Problem details
Reproduce all of the records word for word, omitting the pictures.

(Dataset rows for apps and sites)
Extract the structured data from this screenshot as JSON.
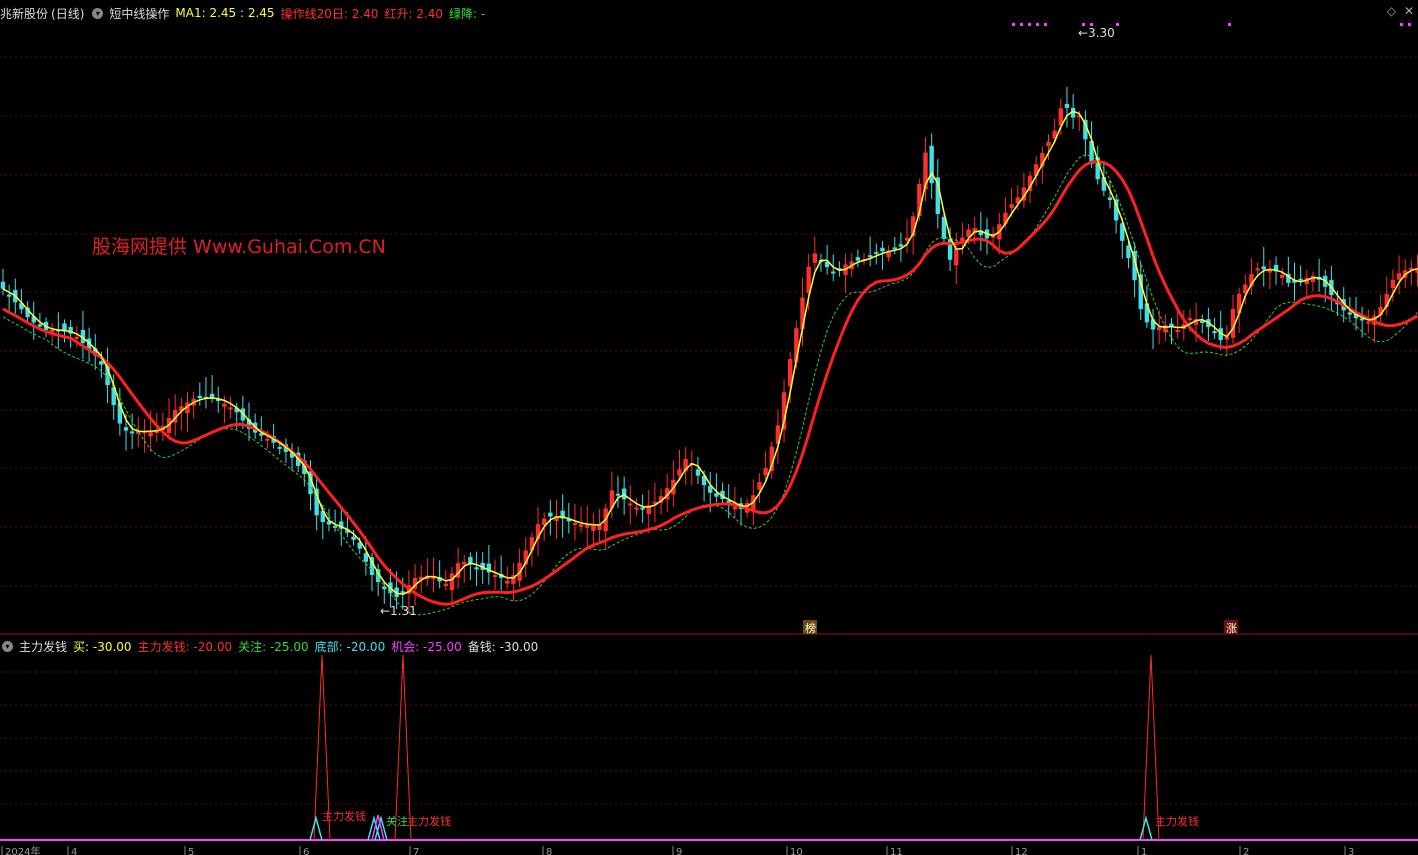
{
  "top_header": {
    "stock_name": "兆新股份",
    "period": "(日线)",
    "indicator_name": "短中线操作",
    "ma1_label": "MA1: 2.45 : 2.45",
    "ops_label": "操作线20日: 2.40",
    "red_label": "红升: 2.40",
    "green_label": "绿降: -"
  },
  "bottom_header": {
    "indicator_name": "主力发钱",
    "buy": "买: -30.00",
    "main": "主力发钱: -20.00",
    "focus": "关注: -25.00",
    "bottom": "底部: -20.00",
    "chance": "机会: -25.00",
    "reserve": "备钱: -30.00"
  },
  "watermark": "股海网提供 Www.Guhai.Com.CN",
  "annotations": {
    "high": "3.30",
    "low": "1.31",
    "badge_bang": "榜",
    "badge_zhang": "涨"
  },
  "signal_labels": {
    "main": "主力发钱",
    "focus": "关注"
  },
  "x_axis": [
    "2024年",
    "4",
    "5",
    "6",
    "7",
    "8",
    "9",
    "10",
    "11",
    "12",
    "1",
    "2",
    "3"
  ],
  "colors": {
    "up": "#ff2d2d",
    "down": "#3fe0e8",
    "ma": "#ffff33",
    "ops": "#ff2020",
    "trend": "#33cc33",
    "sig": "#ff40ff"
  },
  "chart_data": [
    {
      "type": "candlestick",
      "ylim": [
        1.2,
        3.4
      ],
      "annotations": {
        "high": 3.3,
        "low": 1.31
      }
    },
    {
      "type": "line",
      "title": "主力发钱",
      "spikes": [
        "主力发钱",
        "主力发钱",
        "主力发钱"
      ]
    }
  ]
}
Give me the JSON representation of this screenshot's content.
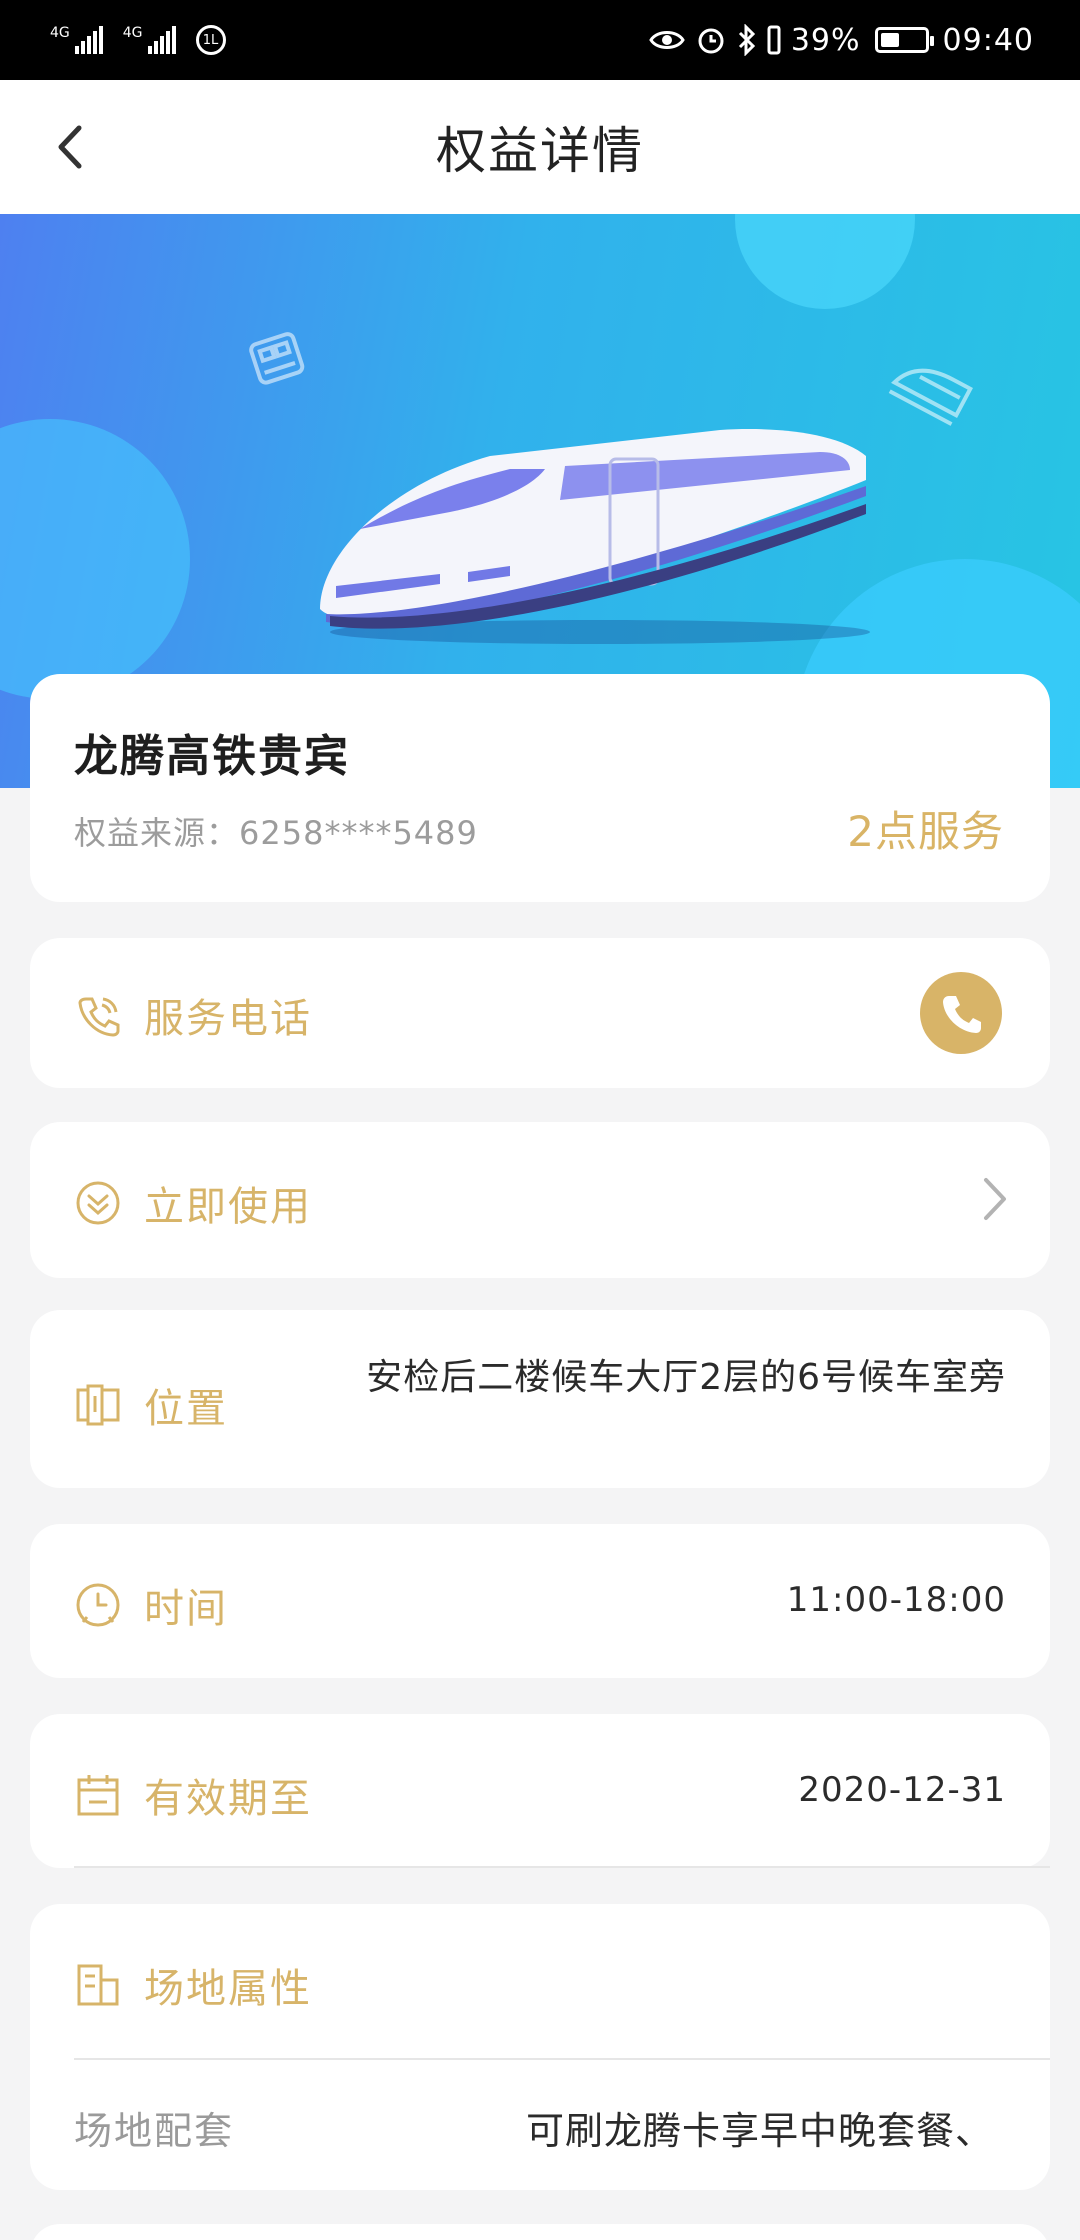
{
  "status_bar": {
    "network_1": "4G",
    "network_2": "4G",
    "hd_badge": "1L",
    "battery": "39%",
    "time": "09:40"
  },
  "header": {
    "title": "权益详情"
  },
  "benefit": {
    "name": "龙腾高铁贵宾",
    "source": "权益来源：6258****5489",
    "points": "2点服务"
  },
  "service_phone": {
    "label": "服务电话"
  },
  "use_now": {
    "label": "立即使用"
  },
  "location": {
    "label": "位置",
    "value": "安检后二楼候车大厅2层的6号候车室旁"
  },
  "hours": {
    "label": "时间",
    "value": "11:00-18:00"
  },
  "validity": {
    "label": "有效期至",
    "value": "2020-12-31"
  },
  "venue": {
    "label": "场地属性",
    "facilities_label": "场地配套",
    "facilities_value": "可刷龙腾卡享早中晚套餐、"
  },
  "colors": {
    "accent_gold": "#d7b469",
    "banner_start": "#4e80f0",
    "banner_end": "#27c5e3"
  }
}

Your response
Extract the structured data from this screenshot as JSON.
{
  "top_header": {
    "stock_name": "兆新股份",
    "period": "(日线)",
    "indicator_name": "短中线操作",
    "ma1_label": "MA1: 2.45 : 2.45",
    "ops_label": "操作线20日: 2.40",
    "red_label": "红升: 2.40",
    "green_label": "绿降: -"
  },
  "bottom_header": {
    "indicator_name": "主力发钱",
    "buy": "买: -30.00",
    "main": "主力发钱: -20.00",
    "focus": "关注: -25.00",
    "bottom": "底部: -20.00",
    "chance": "机会: -25.00",
    "reserve": "备钱: -30.00"
  },
  "watermark": "股海网提供 Www.Guhai.Com.CN",
  "annotations": {
    "high": "3.30",
    "low": "1.31",
    "badge_bang": "榜",
    "badge_zhang": "涨"
  },
  "signal_labels": {
    "main": "主力发钱",
    "focus": "关注"
  },
  "x_axis": [
    "2024年",
    "4",
    "5",
    "6",
    "7",
    "8",
    "9",
    "10",
    "11",
    "12",
    "1",
    "2",
    "3"
  ],
  "colors": {
    "up": "#ff2d2d",
    "down": "#3fe0e8",
    "ma": "#ffff33",
    "ops": "#ff2020",
    "trend": "#33cc33",
    "sig": "#ff40ff"
  },
  "chart_data": [
    {
      "type": "candlestick",
      "ylim": [
        1.2,
        3.4
      ],
      "annotations": {
        "high": 3.3,
        "low": 1.31
      }
    },
    {
      "type": "line",
      "title": "主力发钱",
      "spikes": [
        "主力发钱",
        "主力发钱",
        "主力发钱"
      ]
    }
  ]
}
Give me the JSON representation of this screenshot's content.
{
  "status_bar": {
    "network_1": "4G",
    "network_2": "4G",
    "hd_badge": "1L",
    "battery": "39%",
    "time": "09:40"
  },
  "header": {
    "title": "权益详情"
  },
  "benefit": {
    "name": "龙腾高铁贵宾",
    "source": "权益来源：6258****5489",
    "points": "2点服务"
  },
  "service_phone": {
    "label": "服务电话"
  },
  "use_now": {
    "label": "立即使用"
  },
  "location": {
    "label": "位置",
    "value": "安检后二楼候车大厅2层的6号候车室旁"
  },
  "hours": {
    "label": "时间",
    "value": "11:00-18:00"
  },
  "validity": {
    "label": "有效期至",
    "value": "2020-12-31"
  },
  "venue": {
    "label": "场地属性",
    "facilities_label": "场地配套",
    "facilities_value": "可刷龙腾卡享早中晚套餐、"
  },
  "colors": {
    "accent_gold": "#d7b469",
    "banner_start": "#4e80f0",
    "banner_end": "#27c5e3"
  }
}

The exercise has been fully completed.